The damp atmosphere can also raise humidity levels in Farmington Valley homes, making them more attractive to mold spores. Mold spores are microscopic and can quickly travel from room to room, setting up new colonies if the conditions are right. People are often surprised to learn how quickly spores can propagate. Just 48 hours is enough for them to start a new colony.
Mold can cause health effects, smells terrible, and can cause structural damage. That is why it is best to call a professional mold remediation company as soon as you see or smell it.
SERVPRO Helps Local Residents Reduce Moisture With Professional Mold Remediation
The secret to effective mold remediation is tackling the moisture problem. Mold cannot grow if it does not have a water source.
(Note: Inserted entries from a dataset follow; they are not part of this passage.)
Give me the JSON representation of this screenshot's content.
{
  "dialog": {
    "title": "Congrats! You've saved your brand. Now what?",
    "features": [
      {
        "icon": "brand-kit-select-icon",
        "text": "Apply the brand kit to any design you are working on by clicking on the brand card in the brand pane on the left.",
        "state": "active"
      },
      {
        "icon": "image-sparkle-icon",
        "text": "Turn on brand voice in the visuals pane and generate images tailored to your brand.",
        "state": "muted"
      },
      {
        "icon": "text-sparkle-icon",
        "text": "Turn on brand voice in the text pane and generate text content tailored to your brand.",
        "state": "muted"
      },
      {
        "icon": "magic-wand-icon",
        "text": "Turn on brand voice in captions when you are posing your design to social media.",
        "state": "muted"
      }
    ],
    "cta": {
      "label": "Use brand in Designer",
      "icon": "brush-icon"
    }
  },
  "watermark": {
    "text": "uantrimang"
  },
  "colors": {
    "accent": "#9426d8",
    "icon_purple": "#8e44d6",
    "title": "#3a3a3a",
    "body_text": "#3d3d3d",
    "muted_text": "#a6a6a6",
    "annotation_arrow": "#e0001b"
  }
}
Unfortunately, if you clean away visible mold but do not attack the underlying moisture, it is easy for the mold to come back. However, if you call in a professional company like SERVPRO to tackle the moisture, we can reduce the recurrence risk by tackling the underlying issues.
We use equipment such as:
- Moisture meters
- Moisture probes
- Thermal imaging
These help us seek out hidden sources of moisture. We set up fans and air movers to dry your home and furniture and bring in dehumidifiers to lower the humidity. We also monitor levels throughout remediation to ensure they are optimal.
Mold is bad news in your home. If you see signs of mold, damp patches, or smell a moldy smell, do not wait. Get in touch with SERVPRO of The Farmington Valley today. Fast action means better remediation because there is less chance for the spores to spread. Do not wait – call us at (860) 675-4500.